The night begins with Reed and Caroline, an analog-pop duo with a sound that would have felt as appropriate opening for Yazoo in 1983 as it does for Erasure in 2018. They aren’t nearly as pop-oriented as the headliners, but their vocoder-laced songs have their charm.
Bathed in blue light, Andy Bell sits backwards on a chair facing the audience. It’s a classic motif that has me thinking of Liza Minelli in Cabaret. I prefer the staged musical to the film, but Minelli’s performance is iconic. Still, given the choice, I’d take an Erasure concert over a Minelli live show.
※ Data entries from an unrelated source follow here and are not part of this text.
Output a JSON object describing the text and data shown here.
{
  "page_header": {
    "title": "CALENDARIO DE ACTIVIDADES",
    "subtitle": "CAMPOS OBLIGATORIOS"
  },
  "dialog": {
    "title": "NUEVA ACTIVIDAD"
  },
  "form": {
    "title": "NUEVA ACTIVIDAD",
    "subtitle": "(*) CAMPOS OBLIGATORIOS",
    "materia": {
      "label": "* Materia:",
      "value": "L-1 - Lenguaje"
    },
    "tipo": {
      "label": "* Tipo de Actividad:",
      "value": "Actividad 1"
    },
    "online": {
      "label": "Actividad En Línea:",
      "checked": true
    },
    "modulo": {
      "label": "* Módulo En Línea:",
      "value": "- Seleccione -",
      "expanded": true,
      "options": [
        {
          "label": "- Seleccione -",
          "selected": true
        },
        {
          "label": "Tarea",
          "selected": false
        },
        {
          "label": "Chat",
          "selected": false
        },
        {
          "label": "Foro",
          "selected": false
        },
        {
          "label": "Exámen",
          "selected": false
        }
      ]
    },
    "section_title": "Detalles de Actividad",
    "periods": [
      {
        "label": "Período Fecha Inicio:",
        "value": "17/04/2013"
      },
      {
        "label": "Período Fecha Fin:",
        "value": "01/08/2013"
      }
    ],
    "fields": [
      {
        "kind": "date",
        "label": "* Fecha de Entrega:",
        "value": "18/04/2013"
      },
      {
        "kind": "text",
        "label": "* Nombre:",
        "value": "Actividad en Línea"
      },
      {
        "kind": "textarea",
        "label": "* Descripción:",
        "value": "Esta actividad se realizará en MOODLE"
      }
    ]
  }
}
Nothing against Minelli; Erasure have just played a far more dramatic role in my life.
Above Bell, on a platform obscured by rails fitted with neon lights, a variety of keyboards and an acoustic guitar, is Vince Clarke. He’s a benevolent overseer, content to play his part without fussing over who gets to stand in the spotlight. Put him in a tank or a rocket bound for the moon—he doesn’t mind as long as he has his guitar and keyboards to shelter him.
Bell is about to announce his entrance with the opening vocal refrain of “Oh L’Amour,” the duo’s third single from their 1986 debut, Wonderland. He’ll soon be joined by backup singers Emma Whittle and Valerie Chalmers and then, in an instant, Clarke will transform this melancholic song about heartbreak into a euphoric dance party. No one knows how to celebrate devastation and romantic failure like Erasure.
Later in the evening Bell will invite the audience to sing along with him, but most of the sold-out crowd have already added their vocals into the mix without a formal invitation.
“Ship of Fools,” the first of numerous journeys back to 1988’s The Innocents, is met with great applause.
Bell dances across the stage dressed in a suit coat adorned with paint-splattered wings, tattooed tights and a black, sequined Thrasher Magazine shirt. Under the blacklights, the shirt’s logo burns a bright yellow and red. I try to imagine a younger Bell with wild blonde curls on a skateboard, skating London’s South Bank.
“Breathe” whisks us away from the ’80s to 2005’s renaissance release, Nightbird. It’s an era that I’d happily stay in for a while, but the present is calling, and 2017’s World Be Gone is highlighted with “Just a Little Love” and the only non-single of the night, “Sweet Summer Loving.”
The suit coat is the first to go, and the Thrasher shirt soon follows, revealing that the tights were part of a full-body tattoo suit. Bell jokes that he was considered for the role of Gollum in The Lord of the Rings films.
With a wink, we’re taken back to 1987 with “Victim of Love,” pushed forward to 1988 with “Phantom Bride,” brought back to the present for a stirring rendition of “World Be Gone,” and then transported to the very beginning with “Who Needs Love Like That.”
Bell, always the gentleman host, is talkative tonight, talking about shopping for makeup, bantering with the front row while sipping whiskey tea from a “T.J. Maxx flask.”
Erasure frequently work a cover song into their set, and this tour’s selection is Blondie’s “Atomic.” There are a few dozen Erasure originals that I’d prefer to be hearing. Still, if you are going to sing a disco anthem about someone’s hair, “Atomic” at least sounds good.
Returning to their own back catalog, we’re given “Love to Hate You,” the night’s only visit to 1991’s Chorus. It’s also the one track that doesn’t appear on their recent live release, World Be Live, recordings pulled from last year’s shows in London.
1989’s Wild! is represented by two of its singles, “Blue Savannah” and “Drama!” I always associate the album with the memory of Holly, a classmate who was lucky enough to attend the Wild! Tour’s Salt Lake stop. She had the audacity to wear a T-shirt from the show to school the following day. I quietly boiled over with envy. (Maybe not so quietly).
“Love You to the Sky,” the lead single from World Be Gone, arrives next. By the song’s end I’m a blubbering mess. It’s like crying in Superman Returns or at the end of Star Wars: The Last Jedi. I have my reasons, but it’s unexpected nonetheless.
I pull myself together for “Sometimes,” Erasure’s fourth single and their first bonafide hit in England.
This is followed by “Always,” the lead single from 1994’s I Say, I Say, I Say. Unlike the video, Jason Statham does not make a cameo appearance.
The set ends with “Stop!,” a track from the Crackers International release that served as a Christmas release in 1988 and a bridge between the The Innocents and Wild! releases.
Thunderous applause follows—genuine, stand-on-your-feet applause.
We’re rewarded with “A Little Respect,” and in that moment, dozens of bucket lists moved closer to completion.
Selfishly, having seen Erasure a handful of times now, I would have liked a set that was focused on the newer material. A bit of Light at the End of the World and Tomorrow’s World with a large dollop of The Violet Flame and a side of the self-titled release. And Cowboy. And a track or two from Loveboat.
Still, it was a pretty amazing night.